James says: Wreck diving for those who can afford it. If you are planning to do this, contact me so I can refer you to my friends at Coron Divers. If you are not into diving, go to Calauit Games Preserve and Wildlife Safari. This is not in Coron but in Busuanga, about 4 hours land trip and 40minutes by boat. It’s the only legit safari in the Philippines.
For a night-out, go to Hell Divers Bar at Sea Dive. Best chill-out place in town, beer at Php50.
6. Traveler’s Tips:
Reiza says: If you have extra money to spare, tip the boatmen and tour guides. Most of them go out of their way to ensure you have an unforgettable experience. They get a small commission from the tour companies, so any amount you give will put a big smile on their faces, at the end of a long exhausting day.
James says: Ask for discounts. Most establishments give discounts especially during off-peak seasons (May-September). Saying that, I suggest you visit Coron during those months so you have the islands all for yourself. Bring your barkada with you as Coron is best enjoyed with friends, not to mention that saves you a lot too.
If you are on a budget, try to eat dinner at the town square or Arbour Plaza. It is near the public market. Barbeques and goto for as cheap as Php10.
7. Recommendation Hotel, Inn?
Reiza says: Coron Ecolodge never failed to impress me from the airport pick-up to the accommodation and tour packages. The hotel is clean and well-kept. Breakfast is tasty and filling. Staff are fun and accommodating. Tours were efficiently organized. I couldn’t have asked for a better deal.

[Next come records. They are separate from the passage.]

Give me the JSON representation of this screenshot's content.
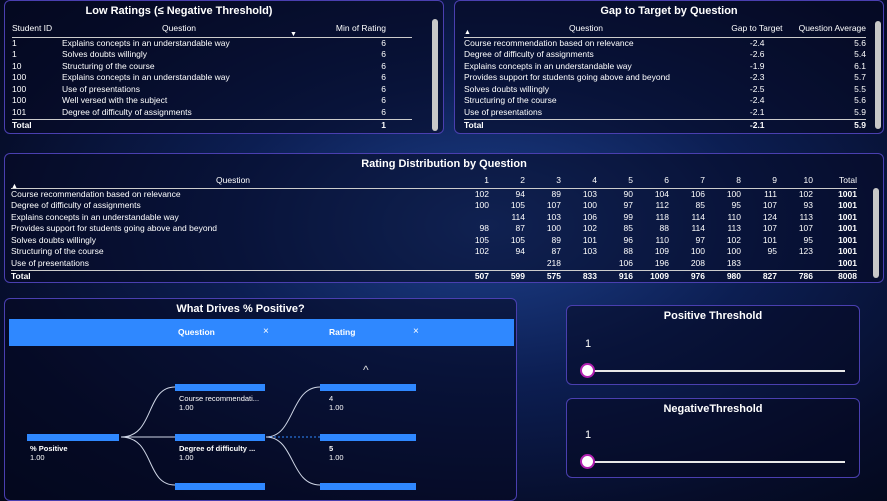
{
  "low_ratings": {
    "title": "Low Ratings (≤ Negative Threshold)",
    "columns": [
      "Student ID",
      "Question",
      "Min of Rating"
    ],
    "rows": [
      {
        "id": "1",
        "q": "Explains concepts in an understandable way",
        "v": "6"
      },
      {
        "id": "1",
        "q": "Solves doubts willingly",
        "v": "6"
      },
      {
        "id": "10",
        "q": "Structuring of the course",
        "v": "6"
      },
      {
        "id": "100",
        "q": "Explains concepts in an understandable way",
        "v": "6"
      },
      {
        "id": "100",
        "q": "Use of presentations",
        "v": "6"
      },
      {
        "id": "100",
        "q": "Well versed with the subject",
        "v": "6"
      },
      {
        "id": "101",
        "q": "Degree of difficulty of assignments",
        "v": "6"
      }
    ],
    "total": {
      "label": "Total",
      "v": "1"
    }
  },
  "gap": {
    "title": "Gap to Target by Question",
    "columns": [
      "Question",
      "Gap to Target",
      "Question Average"
    ],
    "rows": [
      {
        "q": "Course recommendation based on relevance",
        "g": "-2.4",
        "a": "5.6"
      },
      {
        "q": "Degree of difficulty of assignments",
        "g": "-2.6",
        "a": "5.4"
      },
      {
        "q": "Explains concepts in an understandable way",
        "g": "-1.9",
        "a": "6.1"
      },
      {
        "q": "Provides support for students going above and beyond",
        "g": "-2.3",
        "a": "5.7"
      },
      {
        "q": "Solves doubts willingly",
        "g": "-2.5",
        "a": "5.5"
      },
      {
        "q": "Structuring of the course",
        "g": "-2.4",
        "a": "5.6"
      },
      {
        "q": "Use of presentations",
        "g": "-2.1",
        "a": "5.9"
      }
    ],
    "total": {
      "label": "Total",
      "g": "-2.1",
      "a": "5.9"
    }
  },
  "distribution": {
    "title": "Rating Distribution by Question",
    "question_header": "Question",
    "columns": [
      "1",
      "2",
      "3",
      "4",
      "5",
      "6",
      "7",
      "8",
      "9",
      "10",
      "Total"
    ],
    "rows": [
      {
        "q": "Course recommendation based on relevance",
        "v": [
          "102",
          "94",
          "89",
          "103",
          "90",
          "104",
          "106",
          "100",
          "111",
          "102",
          "1001"
        ]
      },
      {
        "q": "Degree of difficulty of assignments",
        "v": [
          "100",
          "105",
          "107",
          "100",
          "97",
          "112",
          "85",
          "95",
          "107",
          "93",
          "1001"
        ]
      },
      {
        "q": "Explains concepts in an understandable way",
        "v": [
          "",
          "114",
          "103",
          "106",
          "99",
          "118",
          "114",
          "110",
          "124",
          "113",
          "1001"
        ]
      },
      {
        "q": "Provides support for students going above and beyond",
        "v": [
          "98",
          "87",
          "100",
          "102",
          "85",
          "88",
          "114",
          "113",
          "107",
          "107",
          "1001"
        ]
      },
      {
        "q": "Solves doubts willingly",
        "v": [
          "105",
          "105",
          "89",
          "101",
          "96",
          "110",
          "97",
          "102",
          "101",
          "95",
          "1001"
        ]
      },
      {
        "q": "Structuring of the course",
        "v": [
          "102",
          "94",
          "87",
          "103",
          "88",
          "109",
          "100",
          "100",
          "95",
          "123",
          "1001"
        ]
      },
      {
        "q": "Use of presentations",
        "v": [
          "",
          "",
          "218",
          "",
          "106",
          "196",
          "208",
          "183",
          "",
          "",
          "1001"
        ]
      }
    ],
    "total": {
      "label": "Total",
      "v": [
        "507",
        "599",
        "575",
        "833",
        "916",
        "1009",
        "976",
        "980",
        "827",
        "786",
        "8008"
      ]
    }
  },
  "drivers": {
    "title": "What Drives % Positive?",
    "levels": [
      {
        "label": "Question",
        "close": "×"
      },
      {
        "label": "Rating",
        "close": "×"
      }
    ],
    "root": {
      "label": "% Positive",
      "value": "1.00"
    },
    "level1": [
      {
        "label": "Course recommendati...",
        "value": "1.00"
      },
      {
        "label": "Degree of difficulty ...",
        "value": "1.00"
      }
    ],
    "level2": [
      {
        "label": "4",
        "value": "1.00"
      },
      {
        "label": "5",
        "value": "1.00"
      }
    ],
    "up_glyph": "^"
  },
  "positive_threshold": {
    "title": "Positive Threshold",
    "value": "1",
    "slider_fraction": 0
  },
  "negative_threshold": {
    "title": "NegativeThreshold",
    "value": "1",
    "slider_fraction": 0
  },
  "colors": {
    "accent": "#2f88ff",
    "panel_border": "#4a3fb0",
    "slider_knob_border": "#b020b0"
  }
}
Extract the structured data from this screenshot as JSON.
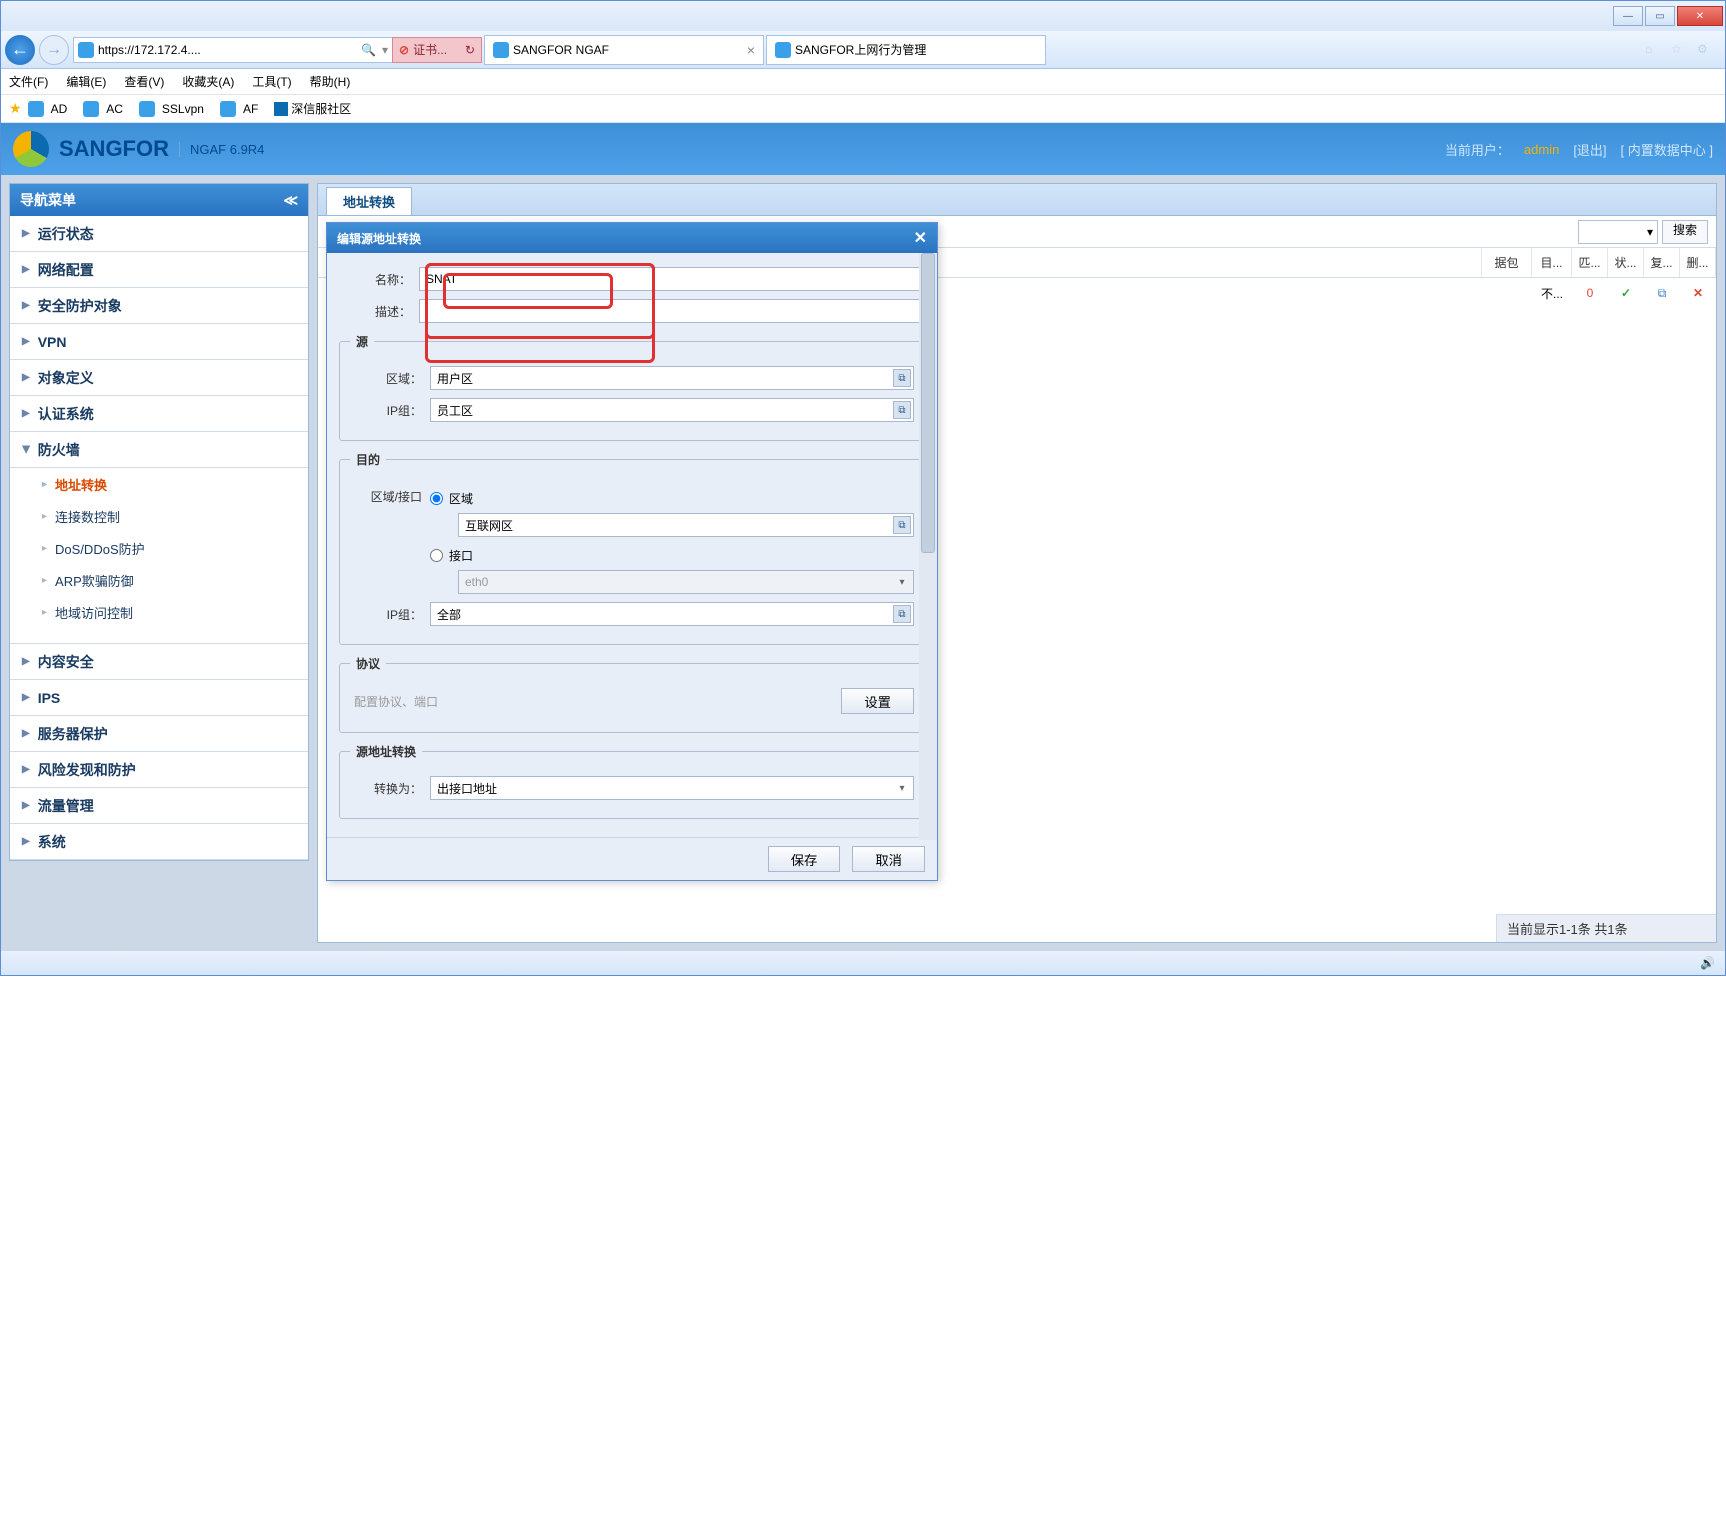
{
  "window": {
    "minimize": "—",
    "maximize": "▭",
    "close": "✕"
  },
  "browser": {
    "url": "https://172.172.4....",
    "search_hint": "🔍",
    "cert_error": "证书...",
    "refresh": "↻",
    "tabs": [
      {
        "title": "SANGFOR NGAF"
      },
      {
        "title": "SANGFOR上网行为管理"
      }
    ]
  },
  "menubar": [
    "文件(F)",
    "编辑(E)",
    "查看(V)",
    "收藏夹(A)",
    "工具(T)",
    "帮助(H)"
  ],
  "bookmarks": [
    "AD",
    "AC",
    "SSLvpn",
    "AF",
    "深信服社区"
  ],
  "app_header": {
    "brand": "SANGFOR",
    "product": "NGAF 6.9R4",
    "current_user_label": "当前用户：",
    "username": "admin",
    "logout": "[退出]",
    "data_center": "[ 内置数据中心 ]"
  },
  "sidebar": {
    "title": "导航菜单",
    "collapse": "≪",
    "items": [
      {
        "label": "运行状态"
      },
      {
        "label": "网络配置"
      },
      {
        "label": "安全防护对象"
      },
      {
        "label": "VPN"
      },
      {
        "label": "对象定义"
      },
      {
        "label": "认证系统"
      },
      {
        "label": "防火墙",
        "expanded": true,
        "children": [
          {
            "label": "地址转换",
            "active": true
          },
          {
            "label": "连接数控制"
          },
          {
            "label": "DoS/DDoS防护"
          },
          {
            "label": "ARP欺骗防御"
          },
          {
            "label": "地域访问控制"
          }
        ]
      },
      {
        "label": "内容安全"
      },
      {
        "label": "IPS"
      },
      {
        "label": "服务器保护"
      },
      {
        "label": "风险发现和防护"
      },
      {
        "label": "流量管理"
      },
      {
        "label": "系统"
      }
    ]
  },
  "content": {
    "tab": "地址转换",
    "search_button": "搜索",
    "table_headers_partial": [
      "据包",
      "目...",
      "匹...",
      "状...",
      "复...",
      "删..."
    ],
    "row": {
      "c1": "不...",
      "c2": "0"
    },
    "footer": "当前显示1-1条 共1条"
  },
  "dialog": {
    "title": "编辑源地址转换",
    "close": "✕",
    "name_label": "名称：",
    "name_value": "SNAT",
    "desc_label": "描述：",
    "desc_value": "",
    "section_source": "源",
    "zone_label": "区域：",
    "zone_value": "用户区",
    "ipgroup_label": "IP组：",
    "ipgroup_value": "员工区",
    "section_dest": "目的",
    "zone_iface_label": "区域/接口",
    "radio_zone": "区域",
    "dest_zone_value": "互联网区",
    "radio_iface": "接口",
    "iface_value": "eth0",
    "dest_ipgroup_label": "IP组：",
    "dest_ipgroup_value": "全部",
    "section_proto": "协议",
    "proto_hint": "配置协议、端口",
    "settings_btn": "设置",
    "section_snat": "源地址转换",
    "convert_label": "转换为：",
    "convert_value": "出接口地址",
    "save_btn": "保存",
    "cancel_btn": "取消"
  }
}
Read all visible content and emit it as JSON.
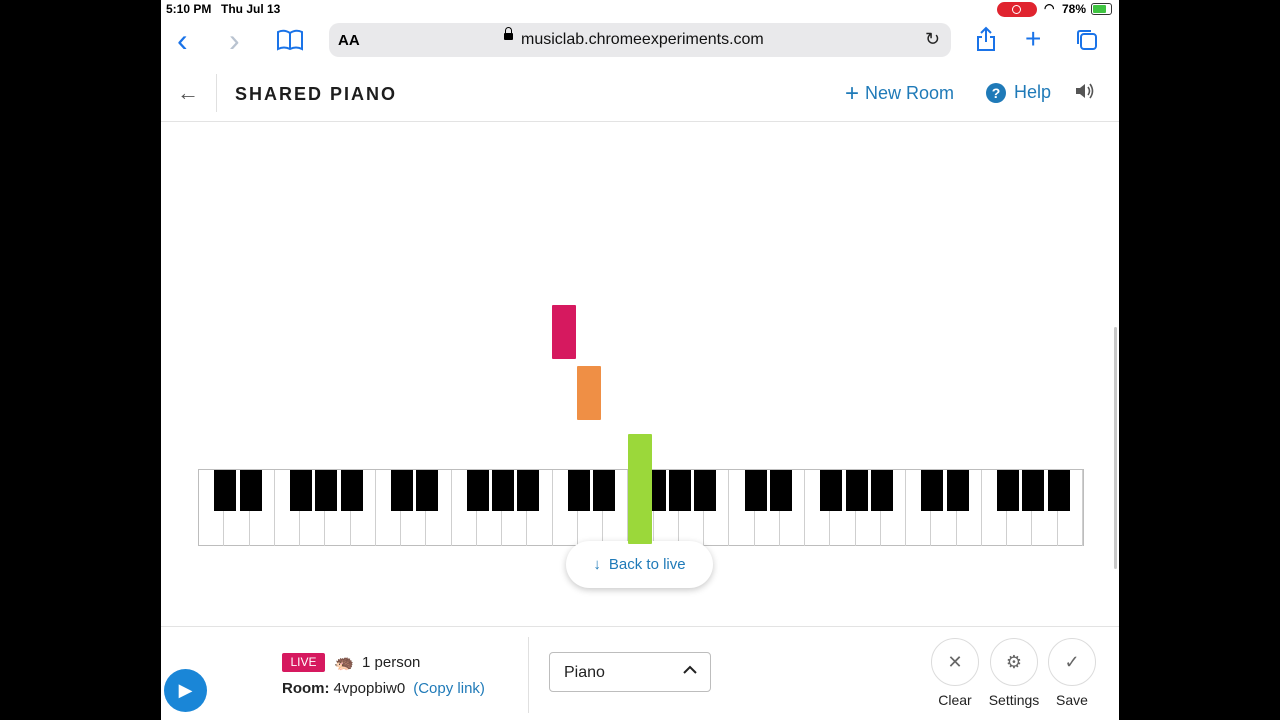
{
  "status_bar": {
    "time": "5:10 PM",
    "date": "Thu Jul 13",
    "battery": "78%"
  },
  "browser": {
    "back_icon": "‹",
    "forward_icon": "›",
    "bookmarks_icon": "📖",
    "text_size": "AA",
    "url": "musiclab.chromeexperiments.com",
    "reload_icon": "↻",
    "share_icon": "⇪",
    "new_tab_icon": "+",
    "tabs_icon": "⧉"
  },
  "header": {
    "back_icon": "←",
    "title": "SHARED PIANO",
    "new_room_icon": "+",
    "new_room_label": "New Room",
    "help_icon": "?",
    "help_label": "Help",
    "sound_icon": "🔊"
  },
  "notes": [
    {
      "color": "#d6195f"
    },
    {
      "color": "#ef8f45"
    },
    {
      "color": "#9bd83a"
    }
  ],
  "back_to_live": {
    "icon": "↓",
    "label": "Back to live"
  },
  "bottom": {
    "play_icon": "▶",
    "live_badge": "LIVE",
    "avatar_icon": "🦔",
    "people": "1 person",
    "room_label": "Room:",
    "room_id": "4vpopbiw0",
    "copy_link": "(Copy link)",
    "instrument": "Piano",
    "dropdown_icon": "⌃",
    "clear_icon": "✕",
    "clear_label": "Clear",
    "settings_icon": "⚙",
    "settings_label": "Settings",
    "save_icon": "✓",
    "save_label": "Save"
  }
}
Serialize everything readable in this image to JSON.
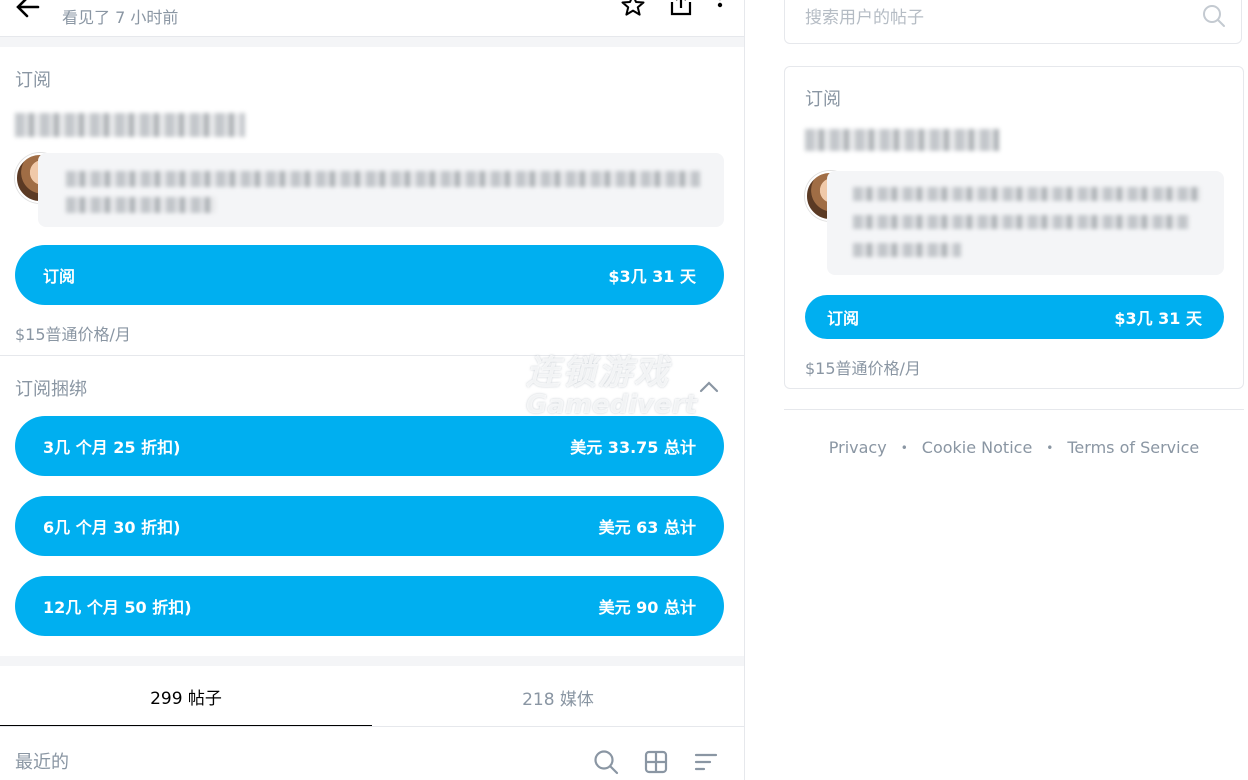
{
  "header": {
    "seen_text": "看见了  7 小时前"
  },
  "subscription": {
    "label": "订阅",
    "button_label": "订阅",
    "button_price": "$3几 31 天",
    "regular_price": "$15普通价格/月"
  },
  "bundles": {
    "label": "订阅捆绑",
    "items": [
      {
        "label": "3几 个月 25 折扣)",
        "total": "美元 33.75 总计"
      },
      {
        "label": "6几 个月 30 折扣)",
        "total": "美元 63 总计"
      },
      {
        "label": "12几 个月 50 折扣)",
        "total": "美元 90 总计"
      }
    ]
  },
  "tabs": [
    {
      "label": "299 帖子",
      "active": true
    },
    {
      "label": "218 媒体",
      "active": false
    }
  ],
  "feed": {
    "recent_label": "最近的"
  },
  "sidebar": {
    "search": {
      "placeholder": "搜索用户的帖子"
    },
    "card": {
      "label": "订阅",
      "button_label": "订阅",
      "button_price": "$3几 31 天",
      "regular_price": "$15普通价格/月"
    },
    "footer": [
      "Privacy",
      "Cookie Notice",
      "Terms of Service"
    ]
  },
  "watermark": {
    "line1": "连锁游戏",
    "line2": "Gamedivert"
  },
  "colors": {
    "accent": "#00aff0",
    "muted_text": "#8a96a3",
    "divider": "#e6e8ec"
  }
}
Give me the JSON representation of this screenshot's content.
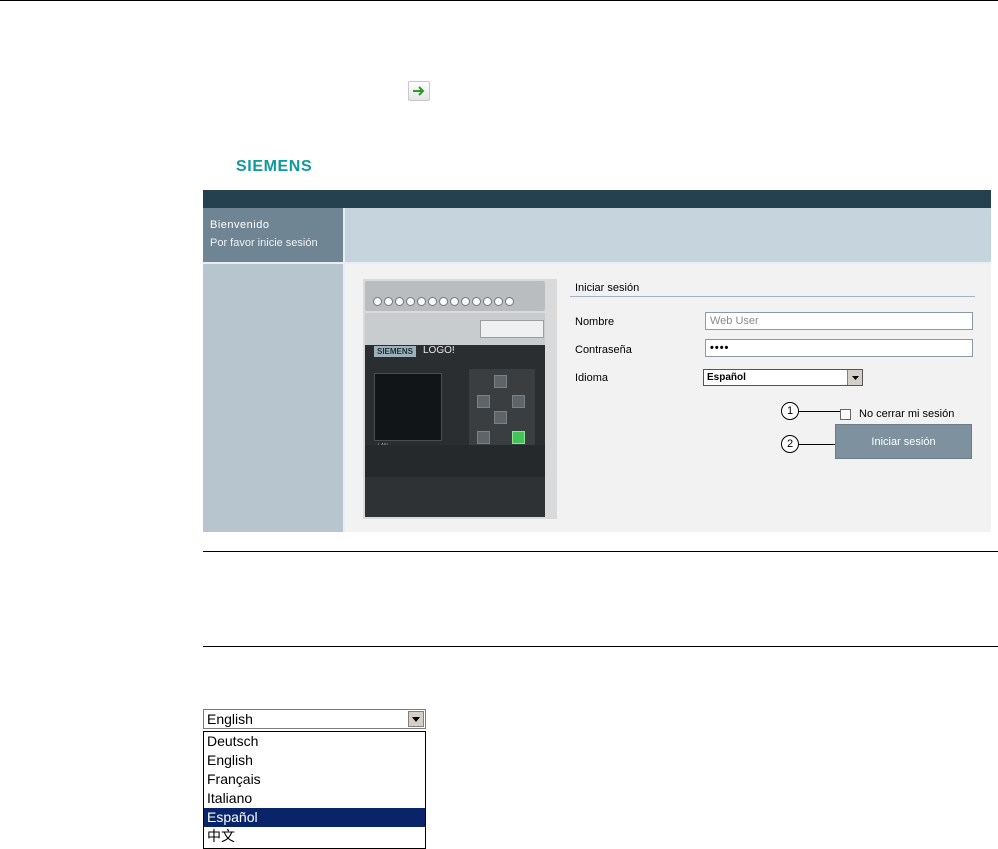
{
  "go_icon": "arrow-right-icon",
  "brand": "SIEMENS",
  "sidebar": {
    "welcome": "Bienvenido",
    "prompt": "Por favor inicie sesión"
  },
  "device": {
    "brand_badge": "SIEMENS",
    "model": "LOGO!",
    "lan_label": "LAN"
  },
  "login": {
    "title": "Iniciar sesión",
    "name_label": "Nombre",
    "name_placeholder": "Web User",
    "password_label": "Contraseña",
    "password_value": "••••",
    "language_label": "Idioma",
    "language_value": "Español",
    "keep_label": "No cerrar mi sesión",
    "submit_label": "Iniciar sesión"
  },
  "callouts": [
    "1",
    "2"
  ],
  "language_dropdown": {
    "selected": "English",
    "options": [
      "Deutsch",
      "English",
      "Français",
      "Italiano",
      "Español",
      "中文"
    ],
    "highlighted": "Español"
  },
  "colors": {
    "brand": "#0e9a9b",
    "topbar": "#25414f",
    "button": "#7d919e",
    "highlight": "#0a246a"
  }
}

James says: The cheapest is at Coron Divers at the end of Lambingan bridge at Php300/night- common bathroom, fan room. I stayed there for three weeks, backpackers style. Lovely sunrise and sunset every single day.
— — — end — — —
Again, thanks Reiza for collaborating with JourneyingJames for this Coron, Palawan post.
You can read my past articles about Coron, Palawan below:
- Coron, Palawan Quickie
- Experience Coron Tour (Part 1)
- Experience Coron Tour with Itinerary (Part 2)
- Coron Palawan Photo Album
How to get to Coron?
Cebu Pacific Air flies daily to Busuanga (Coron) from Manila and every Tuesday, Thursday and Saturday from Cebu. For bookings and inquiries, go to www.cebupacificair.com or call (02)7020-888. The latest seat sales and promos can be found on Cebu Pacific Air’s official Twitter (@CebuPacificAir) and Facebook pages (/cebupacificair).
Form Busuanga Airport, you just take any AC van parked outside the terminal to bring you to Coron Town (45mins travel time). Fare is Php150/person.
If you want to join the Travel Bloggers Collab, please do email me at journeyingjames(AT)gmail(DOT)com together with the place you want to talk about. I want to learn from you and see from your perspective. 😉